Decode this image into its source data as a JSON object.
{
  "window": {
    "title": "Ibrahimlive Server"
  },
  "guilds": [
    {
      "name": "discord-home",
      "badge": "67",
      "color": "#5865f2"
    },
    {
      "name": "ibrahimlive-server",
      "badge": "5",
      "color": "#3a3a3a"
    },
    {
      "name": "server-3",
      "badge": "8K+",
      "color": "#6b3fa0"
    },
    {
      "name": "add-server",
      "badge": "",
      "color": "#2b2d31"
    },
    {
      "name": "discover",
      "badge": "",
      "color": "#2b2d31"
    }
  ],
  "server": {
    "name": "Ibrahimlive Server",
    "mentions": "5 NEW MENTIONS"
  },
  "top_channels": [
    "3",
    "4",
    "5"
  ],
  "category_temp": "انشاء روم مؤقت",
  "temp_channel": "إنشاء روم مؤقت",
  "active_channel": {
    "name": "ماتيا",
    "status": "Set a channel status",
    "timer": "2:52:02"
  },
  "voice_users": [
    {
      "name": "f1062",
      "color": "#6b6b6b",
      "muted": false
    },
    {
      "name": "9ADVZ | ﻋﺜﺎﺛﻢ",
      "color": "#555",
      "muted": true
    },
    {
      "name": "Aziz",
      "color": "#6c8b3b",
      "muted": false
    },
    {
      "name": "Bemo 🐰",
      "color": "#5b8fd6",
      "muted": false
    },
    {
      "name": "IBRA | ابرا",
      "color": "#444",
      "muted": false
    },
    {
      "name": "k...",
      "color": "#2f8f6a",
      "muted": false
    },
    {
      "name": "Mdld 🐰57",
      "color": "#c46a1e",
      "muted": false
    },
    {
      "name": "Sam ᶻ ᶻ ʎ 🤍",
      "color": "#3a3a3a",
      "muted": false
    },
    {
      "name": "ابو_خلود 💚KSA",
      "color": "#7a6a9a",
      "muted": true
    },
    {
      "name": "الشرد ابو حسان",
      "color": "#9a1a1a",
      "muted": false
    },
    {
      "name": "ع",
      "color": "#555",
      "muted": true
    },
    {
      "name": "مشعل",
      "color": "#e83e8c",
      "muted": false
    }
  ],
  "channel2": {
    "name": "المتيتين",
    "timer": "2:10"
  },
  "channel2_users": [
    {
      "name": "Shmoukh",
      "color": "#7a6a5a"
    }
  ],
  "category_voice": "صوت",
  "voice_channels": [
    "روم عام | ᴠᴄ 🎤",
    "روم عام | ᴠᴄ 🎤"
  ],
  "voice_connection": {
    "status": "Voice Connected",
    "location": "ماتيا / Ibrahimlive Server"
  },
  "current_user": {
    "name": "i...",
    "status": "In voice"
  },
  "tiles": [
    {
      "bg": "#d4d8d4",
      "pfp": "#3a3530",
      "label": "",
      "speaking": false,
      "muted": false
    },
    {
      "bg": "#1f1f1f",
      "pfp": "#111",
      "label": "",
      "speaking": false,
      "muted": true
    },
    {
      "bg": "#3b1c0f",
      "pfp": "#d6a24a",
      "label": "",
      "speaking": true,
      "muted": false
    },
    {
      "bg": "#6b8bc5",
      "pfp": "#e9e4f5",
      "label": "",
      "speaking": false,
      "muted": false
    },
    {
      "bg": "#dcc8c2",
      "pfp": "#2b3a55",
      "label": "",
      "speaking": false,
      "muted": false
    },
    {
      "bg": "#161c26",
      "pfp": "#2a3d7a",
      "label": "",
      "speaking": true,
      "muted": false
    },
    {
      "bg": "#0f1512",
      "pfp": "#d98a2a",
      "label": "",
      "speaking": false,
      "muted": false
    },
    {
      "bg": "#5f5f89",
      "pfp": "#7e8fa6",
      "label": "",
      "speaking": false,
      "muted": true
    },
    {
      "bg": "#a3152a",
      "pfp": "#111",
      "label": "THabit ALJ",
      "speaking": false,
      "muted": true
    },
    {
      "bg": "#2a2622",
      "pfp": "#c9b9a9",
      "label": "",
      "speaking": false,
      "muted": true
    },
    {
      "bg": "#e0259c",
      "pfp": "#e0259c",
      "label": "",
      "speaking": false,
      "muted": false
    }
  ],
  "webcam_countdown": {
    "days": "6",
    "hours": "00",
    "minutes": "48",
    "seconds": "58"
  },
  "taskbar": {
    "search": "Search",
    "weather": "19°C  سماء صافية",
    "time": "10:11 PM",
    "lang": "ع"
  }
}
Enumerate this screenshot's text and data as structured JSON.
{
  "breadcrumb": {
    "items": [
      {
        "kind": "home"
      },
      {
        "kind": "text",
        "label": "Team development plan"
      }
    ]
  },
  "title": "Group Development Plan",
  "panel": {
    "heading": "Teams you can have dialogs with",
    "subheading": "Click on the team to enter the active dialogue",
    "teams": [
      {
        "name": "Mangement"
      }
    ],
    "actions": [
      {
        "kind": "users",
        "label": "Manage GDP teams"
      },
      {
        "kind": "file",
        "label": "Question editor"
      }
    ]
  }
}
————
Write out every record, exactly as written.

=== Task solution ===
Decode this image into its source data as a JSON object.
{
  "window": {
    "title": "Ibrahimlive Server"
  },
  "guilds": [
    {
      "name": "discord-home",
      "badge": "67",
      "color": "#5865f2"
    },
    {
      "name": "ibrahimlive-server",
      "badge": "5",
      "color": "#3a3a3a"
    },
    {
      "name": "server-3",
      "badge": "8K+",
      "color": "#6b3fa0"
    },
    {
      "name": "add-server",
      "badge": "",
      "color": "#2b2d31"
    },
    {
      "name": "discover",
      "badge": "",
      "color": "#2b2d31"
    }
  ],
  "server": {
    "name": "Ibrahimlive Server",
    "mentions": "5 NEW MENTIONS"
  },
  "top_channels": [
    "3",
    "4",
    "5"
  ],
  "category_temp": "انشاء روم مؤقت",
  "temp_channel": "إنشاء روم مؤقت",
  "active_channel": {
    "name": "ماتيا",
    "status": "Set a channel status",
    "timer": "2:52:02"
  },
  "voice_users": [
    {
      "name": "f1062",
      "color": "#6b6b6b",
      "muted": false
    },
    {
      "name": "9ADVZ | ﻋﺜﺎﺛﻢ",
      "color": "#555",
      "muted": true
    },
    {
      "name": "Aziz",
      "color": "#6c8b3b",
      "muted": false
    },
    {
      "name": "Bemo 🐰",
      "color": "#5b8fd6",
      "muted": false
    },
    {
      "name": "IBRA | ابرا",
      "color": "#444",
      "muted": false
    },
    {
      "name": "k...",
      "color": "#2f8f6a",
      "muted": false
    },
    {
      "name": "Mdld 🐰57",
      "color": "#c46a1e",
      "muted": false
    },
    {
      "name": "Sam ᶻ ᶻ ʎ 🤍",
      "color": "#3a3a3a",
      "muted": false
    },
    {
      "name": "ابو_خلود 💚KSA",
      "color": "#7a6a9a",
      "muted": true
    },
    {
      "name": "الشرد ابو حسان",
      "color": "#9a1a1a",
      "muted": false
    },
    {
      "name": "ع",
      "color": "#555",
      "muted": true
    },
    {
      "name": "مشعل",
      "color": "#e83e8c",
      "muted": false
    }
  ],
  "channel2": {
    "name": "المتيتين",
    "timer": "2:10"
  },
  "channel2_users": [
    {
      "name": "Shmoukh",
      "color": "#7a6a5a"
    }
  ],
  "category_voice": "صوت",
  "voice_channels": [
    "روم عام | ᴠᴄ 🎤",
    "روم عام | ᴠᴄ 🎤"
  ],
  "voice_connection": {
    "status": "Voice Connected",
    "location": "ماتيا / Ibrahimlive Server"
  },
  "current_user": {
    "name": "i...",
    "status": "In voice"
  },
  "tiles": [
    {
      "bg": "#d4d8d4",
      "pfp": "#3a3530",
      "label": "",
      "speaking": false,
      "muted": false
    },
    {
      "bg": "#1f1f1f",
      "pfp": "#111",
      "label": "",
      "speaking": false,
      "muted": true
    },
    {
      "bg": "#3b1c0f",
      "pfp": "#d6a24a",
      "label": "",
      "speaking": true,
      "muted": false
    },
    {
      "bg": "#6b8bc5",
      "pfp": "#e9e4f5",
      "label": "",
      "speaking": false,
      "muted": false
    },
    {
      "bg": "#dcc8c2",
      "pfp": "#2b3a55",
      "label": "",
      "speaking": false,
      "muted": false
    },
    {
      "bg": "#161c26",
      "pfp": "#2a3d7a",
      "label": "",
      "speaking": true,
      "muted": false
    },
    {
      "bg": "#0f1512",
      "pfp": "#d98a2a",
      "label": "",
      "speaking": false,
      "muted": false
    },
    {
      "bg": "#5f5f89",
      "pfp": "#7e8fa6",
      "label": "",
      "speaking": false,
      "muted": true
    },
    {
      "bg": "#a3152a",
      "pfp": "#111",
      "label": "THabit ALJ",
      "speaking": false,
      "muted": true
    },
    {
      "bg": "#2a2622",
      "pfp": "#c9b9a9",
      "label": "",
      "speaking": false,
      "muted": true
    },
    {
      "bg": "#e0259c",
      "pfp": "#e0259c",
      "label": "",
      "speaking": false,
      "muted": false
    }
  ],
  "webcam_countdown": {
    "days": "6",
    "hours": "00",
    "minutes": "48",
    "seconds": "58"
  },
  "taskbar": {
    "search": "Search",
    "weather": "19°C  سماء صافية",
    "time": "10:11 PM",
    "lang": "ع"
  }
}
Enumerate this screenshot's text and data as structured JSON.
{
  "breadcrumb": {
    "items": [
      {
        "kind": "home"
      },
      {
        "kind": "text",
        "label": "Team development plan"
      }
    ]
  },
  "title": "Group Development Plan",
  "panel": {
    "heading": "Teams you can have dialogs with",
    "subheading": "Click on the team to enter the active dialogue",
    "teams": [
      {
        "name": "Mangement"
      }
    ],
    "actions": [
      {
        "kind": "users",
        "label": "Manage GDP teams"
      },
      {
        "kind": "file",
        "label": "Question editor"
      }
    ]
  }
}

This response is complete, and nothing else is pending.